My cart (0)

Call
615.840.6341
Contact
info@shopepergne.com
Store info

Mon-Fri, 10:00 am - 5:00 pm

Saturday, 10:00 am - 5:00 pm

Closed Sunday

Directions

6592 Highway 100, Suite 100

Nashville, TN  37205

6592 Highway 100, Suite 100

Nashville, TN  37205

Mon-Fri, 10:00 am - 5:00 pm

Saturday, 10:00 am - 5:00 pm

Closed Sunday

teNeues

Greenhouses: Cathedrals for Plants

$150.00

• Unique combination of art photography and some of the most beautiful greenhouses in Europe

• Enlightening texts including a short cultural history of greenhouses and their botanical treasures

• Photographer Werner Pawlok takes us on a journey to enchanted places like Kew Gardens or the Royal Greenhouses in Laken
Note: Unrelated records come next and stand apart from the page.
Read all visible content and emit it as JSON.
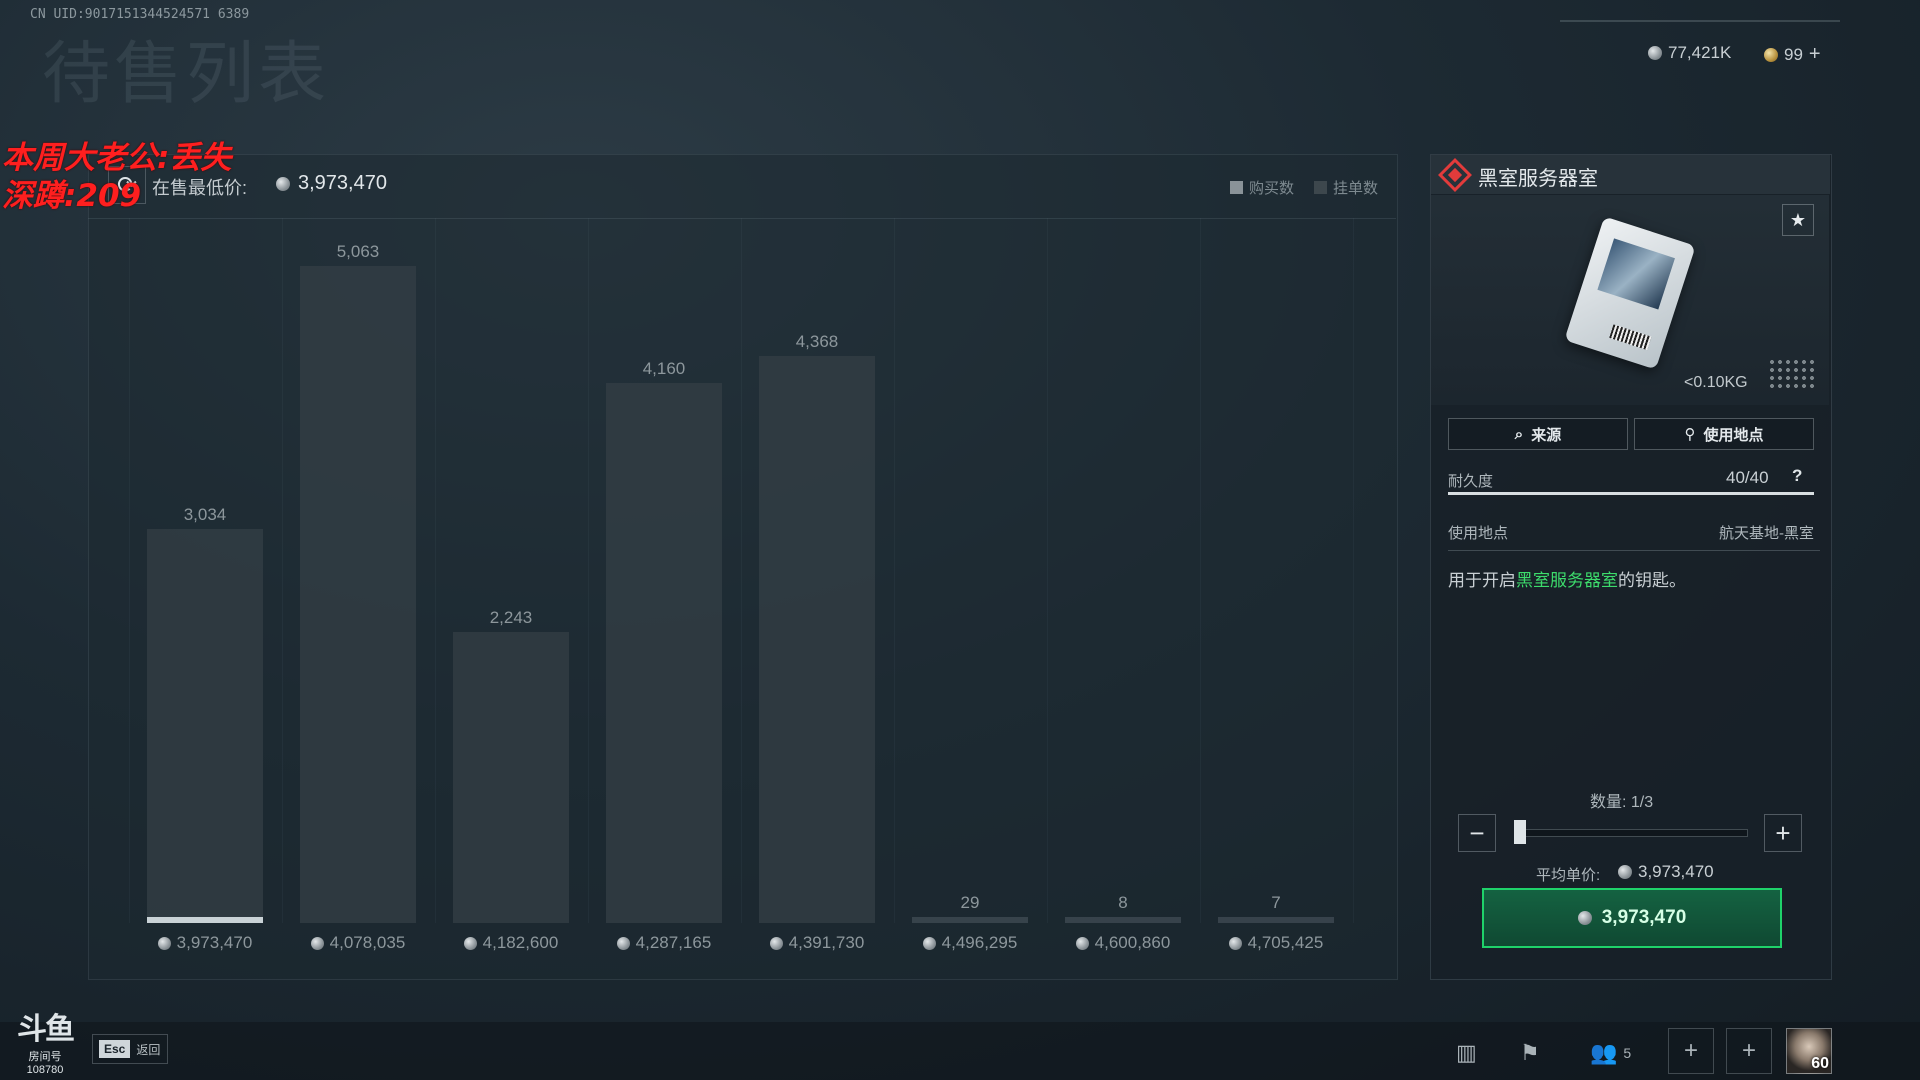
{
  "top": {
    "uid": "CN UID:9017151344524571 6389",
    "page_title": "待售列表",
    "currency_silver": "77,421K",
    "currency_gold": "99",
    "plus": "+"
  },
  "overlay": {
    "line1": "本周大老公:丢失",
    "line2": "深蹲:209"
  },
  "chart_header": {
    "lowest_label": "在售最低价:",
    "lowest_value": "3,973,470",
    "legend_buy": "购买数",
    "legend_list": "挂单数"
  },
  "chart_data": {
    "type": "bar",
    "categories": [
      "3,973,470",
      "4,078,035",
      "4,182,600",
      "4,287,165",
      "4,391,730",
      "4,496,295",
      "4,600,860",
      "4,705,425"
    ],
    "values": [
      3034,
      5063,
      2243,
      4160,
      4368,
      29,
      8,
      7
    ],
    "labels": [
      "3,034",
      "5,063",
      "2,243",
      "4,160",
      "4,368",
      "29",
      "8",
      "7"
    ],
    "ylim": [
      0,
      5063
    ],
    "selected_index": 0
  },
  "item": {
    "name": "黑室服务器室",
    "weight": "<0.10KG",
    "source_btn": "来源",
    "location_btn": "使用地点",
    "durability_label": "耐久度",
    "durability_value": "40/40",
    "durability_fraction": 1.0,
    "help": "?",
    "use_label": "使用地点",
    "use_value": "航天基地-黑室",
    "desc_prefix": "用于开启",
    "desc_highlight": "黑室服务器室",
    "desc_suffix": "的钥匙。",
    "qty_label": "数量:",
    "qty_value": "1/3",
    "avg_label": "平均单价:",
    "avg_value": "3,973,470",
    "buy_value": "3,973,470",
    "accent_color": "#1fd26a",
    "highlight_color": "#3ddc6c",
    "rarity_color": "#e23b3b"
  },
  "bottom": {
    "douyu_logo": "斗鱼",
    "douyu_room_label": "房间号",
    "douyu_room": "108780",
    "esc_key": "Esc",
    "esc_text": "返回",
    "squad_count": "5",
    "level": "60"
  },
  "icons": {
    "refresh": "refresh-icon",
    "star": "star-icon",
    "search": "search-icon",
    "pin": "pin-icon",
    "stats": "bar-chart-icon",
    "flag": "flag-icon",
    "people": "people-icon"
  }
}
Botanical gardens represent people's centuries-old fascination with exotic plants. Werner Pawlok has photographically explored special tropical greenhouses within Europe and shows us here his most beautiful pictures in his usual colorfully expressive manner - from the Palm House in the Botanical Garden in Copenhagen, to Kew Gardens in London, and the Great Palm House at Schönbrunn. The scent of the warm earth and the breath of the plants can almost be felt when looking at the large-format and colorful pictures. Fascinating interplays of color allow the filigree architecture of famous master builders and the impressive plants to shine in a special light. Pawlok, self-taught and intuitive photographer, captures these magical places in a fascinating way. Each photo is a work of art in itself. Interesting texts about the cultural history of greenhouses, from the simple wooden construction to the efficient glass dome, accompany this extraordinary photo book. Let yourself be inspired by Pawlok's high-end photographs and embark on a nostalgic journey. As Pawlok himself puts it: "Being allowed to enter these wonderful glass palaces and explore their green-scented, tropical interiors with my camera felt like an expedition into the heart of the 19th century."